“Railroad” is a work of historical fiction that begins by chronicling the horrific banality of slavery in America. An America where torture, damnation and misery were the ordinary characteristics of the everyday life of a black slave. From “Uncle Tom’s Cabin” to “Twelve Years A Slave” to “Roots”, the slime of America’s Original Sin and its Lingering Stain has been told and retold, but America has neither fully accepted the reality of its origins or the absolute fact that the Shadow of Slavery dims the lights of freedom and decency which are supposed to illuminate this land. And that is why America needs to buy “Underground Railroad”.
That is because at some unknowable point this work fiction literally jumps the rails and becomes a work of fantasy woven into an unforgettable fable. But with every word and every page, Colson Whitehead never lets the reader forget that for black Americans in that era, slavery was a constant nightmare – a nightmare from which there was no awakening.
And it is the constancy of horror and fear and humiliation and abject surrender that accompanies the reader on every single page that in turn forces the reader to understand that slavery was not simply a bad but best forgotten chapter in American’s history. “Railroad” has the potential to help every American understand that the institutionalized, regularized and degradation of black Americans for centuries has deformed the character of this country to this very day. And the truth is that this deformity cannot be cured until it is recognized in the first place.
For those who would contend that the combination of the Emancipation Proclamation and the 13th Amendment to the Constitution freed and empowered the men and women who were formerly chattel, “Railroad” clarifies matters. For it is not possible for an entire nation to either enslave or countenance the enslavement of human beings and then suddenly proclaim and amend a new vision and a new day.
Because it is clear that the racial disparities that prevail in these United States 152 years after the end of the Civil War do not exist because of inferiority of black Americans or a lack of remediating strategies ranging from legislation to Supreme Court decisions to black capitalism to affirmative action. The disparities exist because the equality of black Americans is not a fully accepted fact – indeed it is still subject to dispute, particularly when that dispute is thinly veiled in sociological jargon.
Disparities in incarceration rates, mortality rates and unemployment are the strange fruit of the slavery vineyards that were planted centuries ago. The insults and venom that were leveled at the first African American president had little to do with politics and everything to do with his genetic connection to former chattel.
The mandatory reading of “Railroad” will allow all Americans, black and white, to see in the book the very clear connection between the language, behavior and spirit of the overseer and the owner in the current political discourse. Because as has been seen in Germany and Bosnia and Armenia and now in Syria, if it is possible to deny the humanity of another human being, it is then possible to do anything and everything to that human being.
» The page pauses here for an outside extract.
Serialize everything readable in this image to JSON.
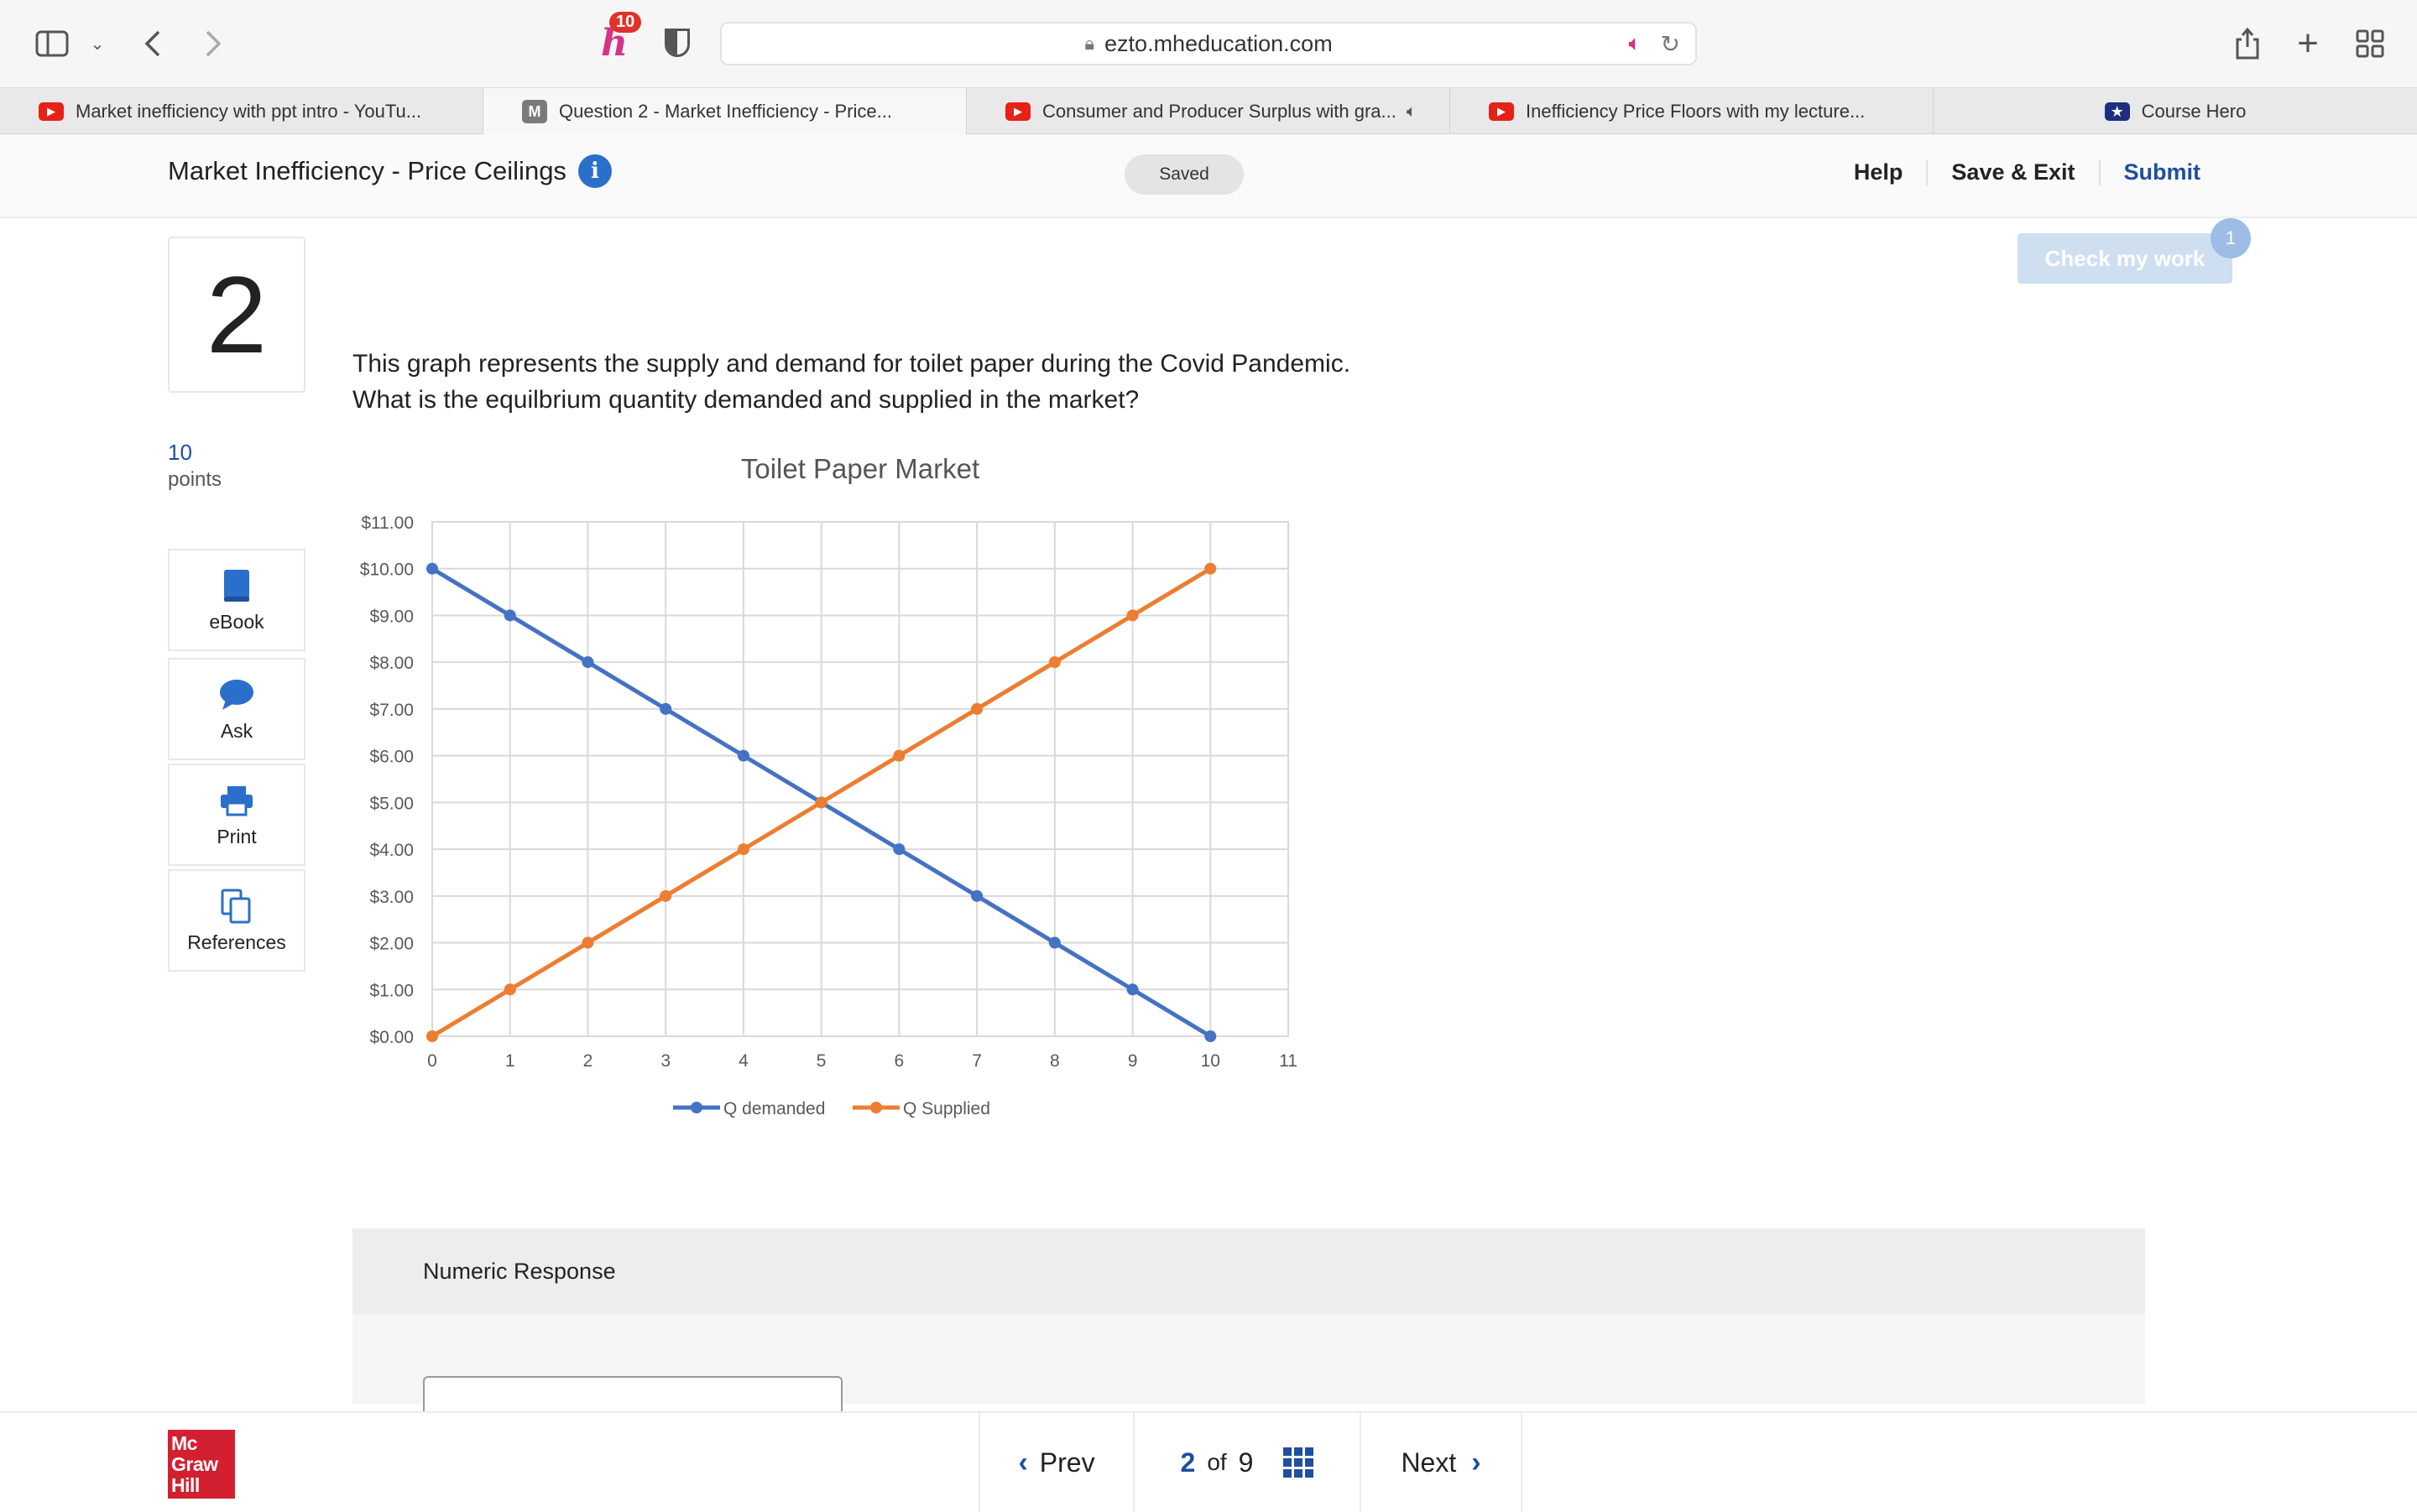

And that is why, in addition to the well-deserved accolades, every American should read “Underground Railroad” as a very important first step in finally finding a way to bury the past and to create a future that every American deserves.